WHAT THIS TASK INVOLVES -> Every line of the records below that has the word "JSON" should be copied.
START THE INPUT
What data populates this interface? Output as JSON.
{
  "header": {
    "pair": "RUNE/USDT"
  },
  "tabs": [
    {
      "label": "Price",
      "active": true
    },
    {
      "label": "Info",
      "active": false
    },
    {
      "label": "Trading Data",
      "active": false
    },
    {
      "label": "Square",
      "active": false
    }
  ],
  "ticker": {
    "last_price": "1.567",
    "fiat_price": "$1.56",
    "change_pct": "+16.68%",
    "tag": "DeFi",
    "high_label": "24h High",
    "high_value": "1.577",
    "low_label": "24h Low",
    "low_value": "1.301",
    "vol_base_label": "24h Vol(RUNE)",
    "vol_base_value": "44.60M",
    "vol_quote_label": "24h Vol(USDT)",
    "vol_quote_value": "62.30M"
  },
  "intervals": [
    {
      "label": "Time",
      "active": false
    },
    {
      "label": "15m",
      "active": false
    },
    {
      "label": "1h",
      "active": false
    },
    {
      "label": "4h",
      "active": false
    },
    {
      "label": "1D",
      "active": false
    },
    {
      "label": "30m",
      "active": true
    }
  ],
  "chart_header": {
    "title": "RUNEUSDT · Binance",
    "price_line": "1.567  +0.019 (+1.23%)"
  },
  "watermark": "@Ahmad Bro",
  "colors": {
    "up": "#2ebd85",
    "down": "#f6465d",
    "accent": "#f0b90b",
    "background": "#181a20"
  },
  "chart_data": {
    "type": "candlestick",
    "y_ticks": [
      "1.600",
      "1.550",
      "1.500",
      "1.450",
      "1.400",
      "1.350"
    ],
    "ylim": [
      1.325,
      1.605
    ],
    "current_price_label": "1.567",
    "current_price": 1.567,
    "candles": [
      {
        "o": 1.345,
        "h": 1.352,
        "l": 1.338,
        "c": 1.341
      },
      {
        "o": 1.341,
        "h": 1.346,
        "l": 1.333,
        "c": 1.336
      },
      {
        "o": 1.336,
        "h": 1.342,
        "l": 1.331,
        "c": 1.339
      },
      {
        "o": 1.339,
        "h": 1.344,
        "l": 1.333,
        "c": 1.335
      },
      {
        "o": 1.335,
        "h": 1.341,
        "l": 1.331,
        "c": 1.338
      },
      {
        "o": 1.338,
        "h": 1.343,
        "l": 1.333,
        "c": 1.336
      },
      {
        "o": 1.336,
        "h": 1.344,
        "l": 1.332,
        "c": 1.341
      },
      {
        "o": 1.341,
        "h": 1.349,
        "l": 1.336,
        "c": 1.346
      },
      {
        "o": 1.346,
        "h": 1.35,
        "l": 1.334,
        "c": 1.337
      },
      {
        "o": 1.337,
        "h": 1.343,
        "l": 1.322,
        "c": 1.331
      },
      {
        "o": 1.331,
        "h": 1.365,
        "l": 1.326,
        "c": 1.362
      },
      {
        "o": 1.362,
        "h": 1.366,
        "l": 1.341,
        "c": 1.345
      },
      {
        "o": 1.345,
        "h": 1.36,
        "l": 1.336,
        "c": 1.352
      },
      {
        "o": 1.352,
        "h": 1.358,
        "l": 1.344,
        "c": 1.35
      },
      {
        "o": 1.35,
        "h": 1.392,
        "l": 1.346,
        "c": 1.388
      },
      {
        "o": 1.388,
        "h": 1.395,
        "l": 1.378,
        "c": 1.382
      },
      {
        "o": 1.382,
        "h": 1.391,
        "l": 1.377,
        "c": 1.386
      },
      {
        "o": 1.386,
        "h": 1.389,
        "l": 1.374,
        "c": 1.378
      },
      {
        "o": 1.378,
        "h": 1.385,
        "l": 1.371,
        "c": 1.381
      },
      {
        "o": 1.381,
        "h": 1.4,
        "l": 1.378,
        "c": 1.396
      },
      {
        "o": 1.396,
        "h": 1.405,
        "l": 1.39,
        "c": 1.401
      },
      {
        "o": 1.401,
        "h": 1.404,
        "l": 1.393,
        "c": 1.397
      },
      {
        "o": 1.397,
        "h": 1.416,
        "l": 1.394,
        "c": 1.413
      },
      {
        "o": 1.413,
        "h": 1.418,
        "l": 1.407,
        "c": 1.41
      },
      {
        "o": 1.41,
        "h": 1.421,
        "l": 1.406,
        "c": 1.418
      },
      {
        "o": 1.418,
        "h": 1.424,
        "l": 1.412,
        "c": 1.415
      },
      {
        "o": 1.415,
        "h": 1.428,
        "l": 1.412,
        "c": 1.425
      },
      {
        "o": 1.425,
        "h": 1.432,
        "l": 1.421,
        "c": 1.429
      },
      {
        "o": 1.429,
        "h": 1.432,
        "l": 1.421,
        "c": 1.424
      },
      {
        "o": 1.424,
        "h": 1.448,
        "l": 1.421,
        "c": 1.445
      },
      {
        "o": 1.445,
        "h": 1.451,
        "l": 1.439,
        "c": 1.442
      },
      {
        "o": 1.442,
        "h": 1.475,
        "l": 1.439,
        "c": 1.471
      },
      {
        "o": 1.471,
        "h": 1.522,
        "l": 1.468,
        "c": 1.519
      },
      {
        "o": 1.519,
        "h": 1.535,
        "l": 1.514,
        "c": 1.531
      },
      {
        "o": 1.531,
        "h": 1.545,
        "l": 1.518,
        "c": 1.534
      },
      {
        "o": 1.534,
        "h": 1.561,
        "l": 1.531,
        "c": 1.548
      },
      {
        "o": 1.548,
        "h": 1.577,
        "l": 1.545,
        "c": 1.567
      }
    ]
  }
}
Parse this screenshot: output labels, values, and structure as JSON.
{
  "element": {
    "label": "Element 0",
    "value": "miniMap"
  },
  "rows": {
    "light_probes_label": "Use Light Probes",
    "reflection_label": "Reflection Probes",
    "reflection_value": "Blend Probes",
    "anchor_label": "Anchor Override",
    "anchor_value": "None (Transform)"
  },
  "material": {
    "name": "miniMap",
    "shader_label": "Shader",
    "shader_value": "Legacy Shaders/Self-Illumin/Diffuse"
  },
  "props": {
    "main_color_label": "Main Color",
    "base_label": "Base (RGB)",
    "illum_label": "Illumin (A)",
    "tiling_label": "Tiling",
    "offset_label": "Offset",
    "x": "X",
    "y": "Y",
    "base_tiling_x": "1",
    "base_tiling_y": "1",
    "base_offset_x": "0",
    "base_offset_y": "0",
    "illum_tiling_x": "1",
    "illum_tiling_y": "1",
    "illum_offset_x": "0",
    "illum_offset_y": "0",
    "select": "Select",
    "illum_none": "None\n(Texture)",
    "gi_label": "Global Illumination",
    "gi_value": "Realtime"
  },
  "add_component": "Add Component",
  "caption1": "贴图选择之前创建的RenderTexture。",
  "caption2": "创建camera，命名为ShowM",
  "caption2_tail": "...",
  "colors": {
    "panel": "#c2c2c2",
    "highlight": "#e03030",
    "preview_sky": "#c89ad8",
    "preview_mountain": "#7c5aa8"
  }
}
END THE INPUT
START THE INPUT
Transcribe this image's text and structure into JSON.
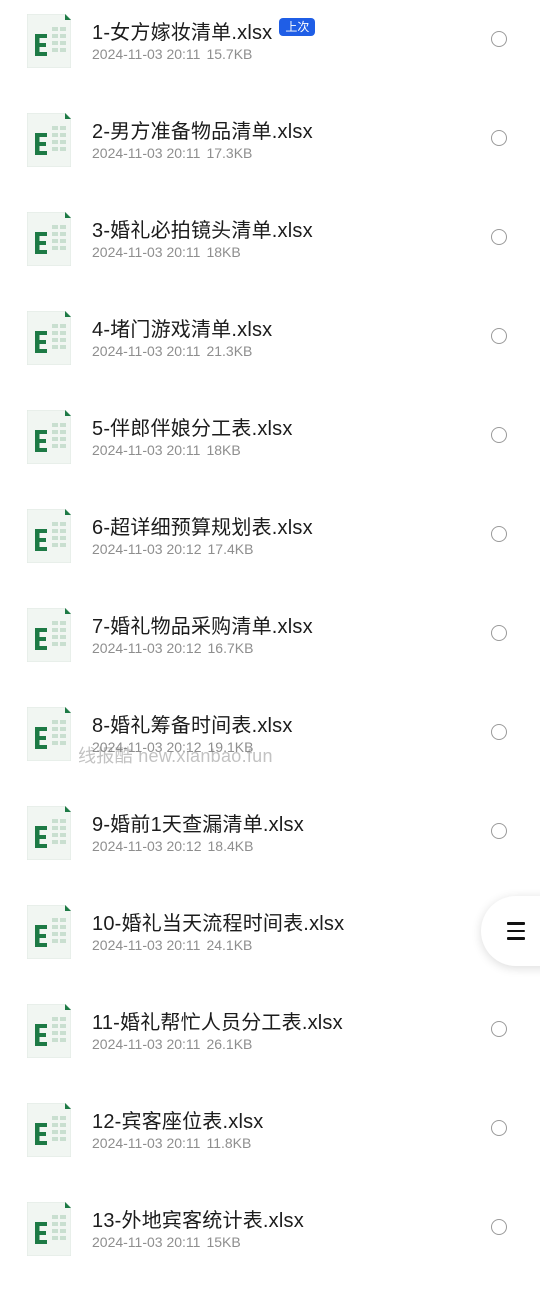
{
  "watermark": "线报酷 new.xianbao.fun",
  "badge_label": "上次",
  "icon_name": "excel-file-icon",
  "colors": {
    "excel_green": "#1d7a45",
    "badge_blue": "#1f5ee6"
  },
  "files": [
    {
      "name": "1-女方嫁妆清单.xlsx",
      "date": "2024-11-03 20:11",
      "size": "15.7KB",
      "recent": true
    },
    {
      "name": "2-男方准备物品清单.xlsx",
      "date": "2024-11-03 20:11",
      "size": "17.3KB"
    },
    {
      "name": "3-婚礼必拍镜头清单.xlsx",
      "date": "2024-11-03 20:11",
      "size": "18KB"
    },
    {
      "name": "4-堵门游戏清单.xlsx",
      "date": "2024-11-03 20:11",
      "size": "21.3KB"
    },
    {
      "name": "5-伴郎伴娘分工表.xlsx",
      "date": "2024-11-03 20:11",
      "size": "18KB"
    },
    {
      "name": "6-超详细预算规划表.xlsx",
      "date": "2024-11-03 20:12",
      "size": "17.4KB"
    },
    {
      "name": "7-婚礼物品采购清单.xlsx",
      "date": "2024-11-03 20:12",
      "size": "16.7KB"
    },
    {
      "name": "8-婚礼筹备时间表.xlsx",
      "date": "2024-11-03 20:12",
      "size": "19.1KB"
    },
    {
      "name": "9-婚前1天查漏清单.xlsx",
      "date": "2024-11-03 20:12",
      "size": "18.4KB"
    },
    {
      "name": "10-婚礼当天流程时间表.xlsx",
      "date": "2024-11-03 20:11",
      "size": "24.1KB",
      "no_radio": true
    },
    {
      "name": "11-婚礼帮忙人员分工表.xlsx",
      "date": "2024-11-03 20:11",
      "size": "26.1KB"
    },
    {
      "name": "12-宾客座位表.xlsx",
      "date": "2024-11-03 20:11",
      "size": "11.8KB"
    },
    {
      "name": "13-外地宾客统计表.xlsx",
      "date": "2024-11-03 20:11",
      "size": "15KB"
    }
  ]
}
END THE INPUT
WRITTEN SOLUTION ->
What data populates this interface? Output as JSON.
Parse this screenshot: output labels, values, and structure as JSON.
Transcribe this image's text and structure into JSON.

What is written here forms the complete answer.